RECORD EXCERPTS:

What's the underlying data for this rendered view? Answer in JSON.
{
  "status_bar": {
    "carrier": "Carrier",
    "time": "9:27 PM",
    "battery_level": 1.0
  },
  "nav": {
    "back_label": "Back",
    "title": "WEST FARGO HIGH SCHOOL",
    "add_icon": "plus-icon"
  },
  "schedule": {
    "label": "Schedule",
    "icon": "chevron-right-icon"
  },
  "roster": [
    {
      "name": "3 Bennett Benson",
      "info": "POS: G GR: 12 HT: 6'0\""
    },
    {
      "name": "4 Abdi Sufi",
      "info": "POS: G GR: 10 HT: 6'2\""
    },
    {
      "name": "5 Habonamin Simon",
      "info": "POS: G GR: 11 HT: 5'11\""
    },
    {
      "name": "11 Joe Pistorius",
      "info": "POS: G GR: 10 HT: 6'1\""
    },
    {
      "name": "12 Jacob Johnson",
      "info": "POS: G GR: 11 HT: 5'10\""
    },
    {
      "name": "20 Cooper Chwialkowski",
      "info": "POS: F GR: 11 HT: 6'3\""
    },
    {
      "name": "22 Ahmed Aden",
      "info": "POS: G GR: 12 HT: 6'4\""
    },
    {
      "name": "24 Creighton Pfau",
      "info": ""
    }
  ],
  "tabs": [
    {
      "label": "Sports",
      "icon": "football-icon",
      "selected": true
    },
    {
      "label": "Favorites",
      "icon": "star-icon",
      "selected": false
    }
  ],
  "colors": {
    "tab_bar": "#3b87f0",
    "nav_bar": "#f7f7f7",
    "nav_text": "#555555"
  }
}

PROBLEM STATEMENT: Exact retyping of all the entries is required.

ANSWER BOX:
What's the underlying data for this rendered view? Answer in JSON.
{
  "status_bar": {
    "carrier": "Carrier",
    "time": "9:27 PM",
    "battery_level": 1.0
  },
  "nav": {
    "back_label": "Back",
    "title": "WEST FARGO HIGH SCHOOL",
    "add_icon": "plus-icon"
  },
  "schedule": {
    "label": "Schedule",
    "icon": "chevron-right-icon"
  },
  "roster": [
    {
      "name": "3 Bennett Benson",
      "info": "POS: G GR: 12 HT: 6'0\""
    },
    {
      "name": "4 Abdi Sufi",
      "info": "POS: G GR: 10 HT: 6'2\""
    },
    {
      "name": "5 Habonamin Simon",
      "info": "POS: G GR: 11 HT: 5'11\""
    },
    {
      "name": "11 Joe Pistorius",
      "info": "POS: G GR: 10 HT: 6'1\""
    },
    {
      "name": "12 Jacob Johnson",
      "info": "POS: G GR: 11 HT: 5'10\""
    },
    {
      "name": "20 Cooper Chwialkowski",
      "info": "POS: F GR: 11 HT: 6'3\""
    },
    {
      "name": "22 Ahmed Aden",
      "info": "POS: G GR: 12 HT: 6'4\""
    },
    {
      "name": "24 Creighton Pfau",
      "info": ""
    }
  ],
  "tabs": [
    {
      "label": "Sports",
      "icon": "football-icon",
      "selected": true
    },
    {
      "label": "Favorites",
      "icon": "star-icon",
      "selected": false
    }
  ],
  "colors": {
    "tab_bar": "#3b87f0",
    "nav_bar": "#f7f7f7",
    "nav_text": "#555555"
  }
}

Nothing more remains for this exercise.